“The Burmese students are a refugee population,” said English for Speakers of Other Languages teacher Janet Chao. “Our ESOL population is 116 students right now.”

Burma native Sauwin Mading interpreted for the Halethorpe staff, bridging the language gap that often challenges the parents. An interpreter was also present for the one Spanish-speaking family in attendence.

Principal Jill Carter walked the parents through the school handbook and, after Chao spoke about the county’s ESOL program, parents watched a video about volunteer opportunities at the school.

 “I learned that the school system is like my family,” said 27-year-old Ta Twe, whose 5-year-old son Albert Oo is in kindergarten at Halethorpe.
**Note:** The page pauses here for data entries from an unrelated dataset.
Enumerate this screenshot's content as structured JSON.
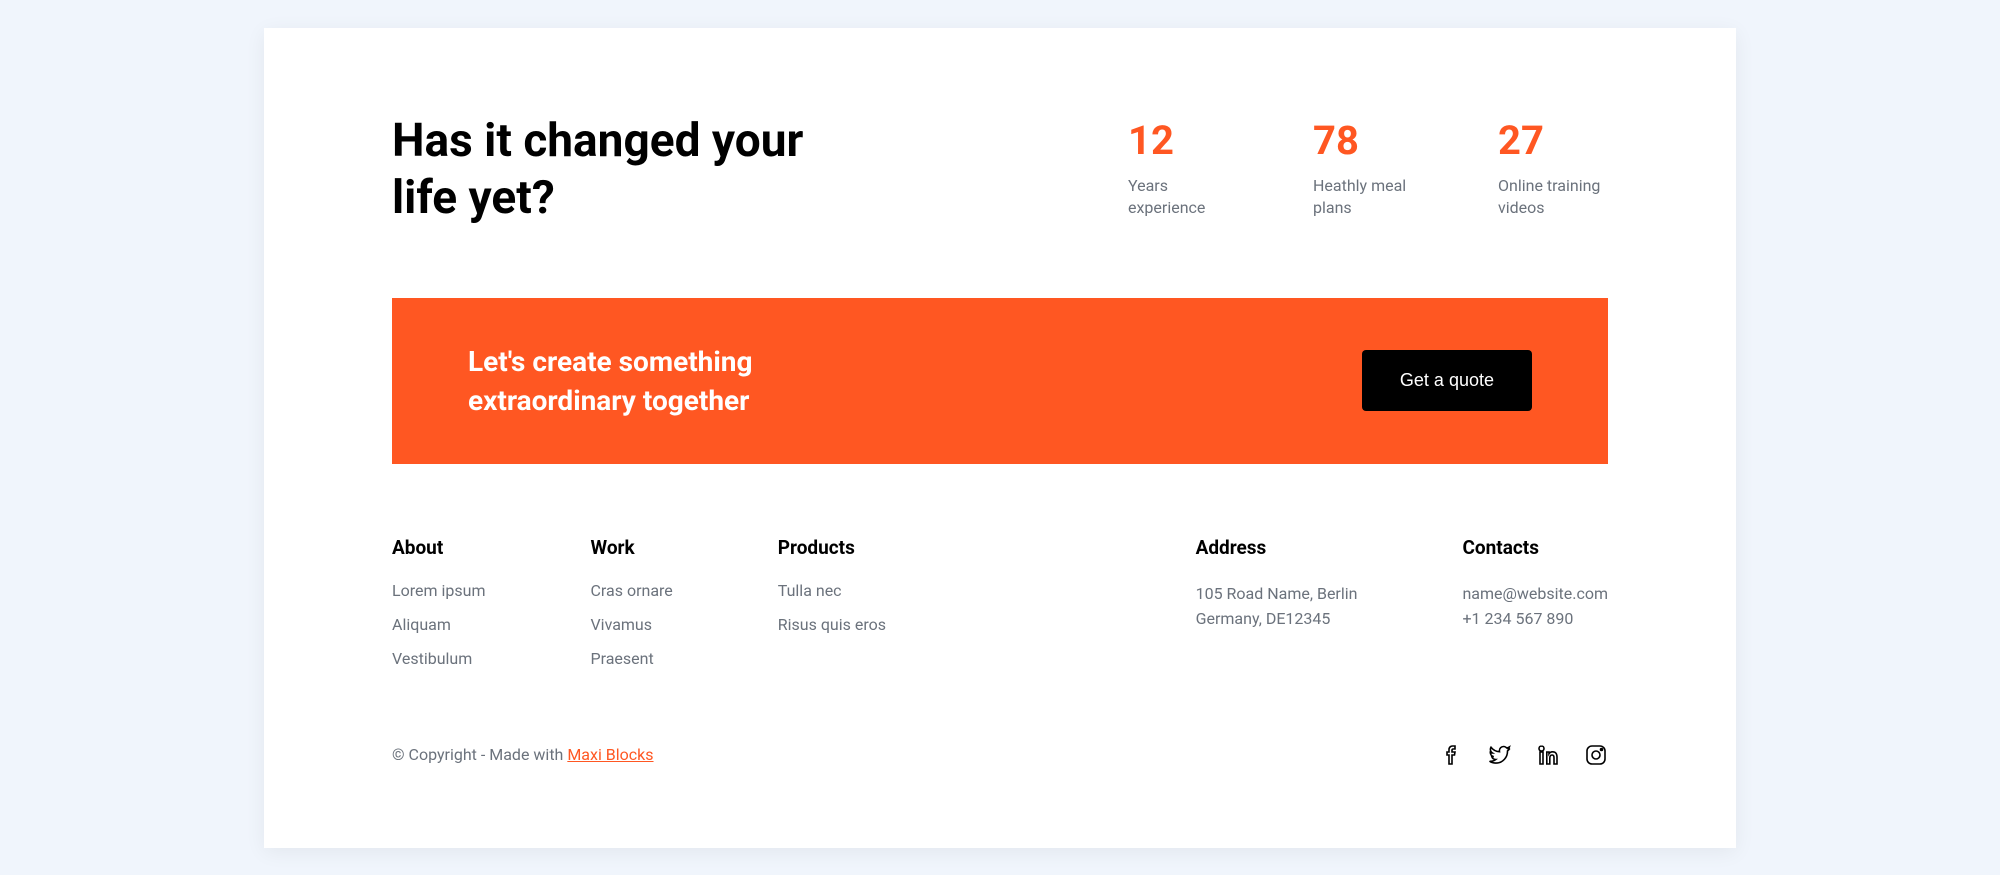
{
  "headline": "Has it changed your life yet?",
  "stats": [
    {
      "number": "12",
      "label": "Years experience"
    },
    {
      "number": "78",
      "label": "Heathly meal plans"
    },
    {
      "number": "27",
      "label": "Online training videos"
    }
  ],
  "cta": {
    "text": "Let's create something extraordinary together",
    "button": "Get a quote"
  },
  "footer": {
    "about": {
      "heading": "About",
      "links": [
        "Lorem ipsum",
        "Aliquam",
        "Vestibulum"
      ]
    },
    "work": {
      "heading": "Work",
      "links": [
        "Cras ornare",
        "Vivamus",
        "Praesent"
      ]
    },
    "products": {
      "heading": "Products",
      "links": [
        "Tulla nec",
        "Risus quis eros"
      ]
    },
    "address": {
      "heading": "Address",
      "line1": "105 Road Name, Berlin",
      "line2": "Germany, DE12345"
    },
    "contacts": {
      "heading": "Contacts",
      "email": "name@website.com",
      "phone": "+1 234 567 890"
    }
  },
  "copyright": {
    "prefix": "© Copyright - Made with ",
    "link": "Maxi Blocks"
  }
}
“I’m very glad to learn about that, because now I want to support the school because they are my family,” she said.

Most of the families are housed along Alan Drive in Arbutus after being placed there through the International Refugee Center.

The school sponsors the event each year to inform parents of school procedures and community resources they might not otherwise know.

 “We want them to feel welcome at the school,” Chao said. “We have to teach them about the American school system.

“Things like what should the children wear to school, what’s appropriate,” she said, citing that most of the Burmese parents don’t realize students must wear tennis shoes to participate in physical education programs.

“We go over things the nurse needs, we go over school items like homework,” Chao said. “To me I think they realize they have a support base now.

“There’s a lot of things that we can help them with,” she said. “So to me that’s also part of the community effort just so that they have a base to go to.”

“It’s kind of like a home base for helping them,” Chao said.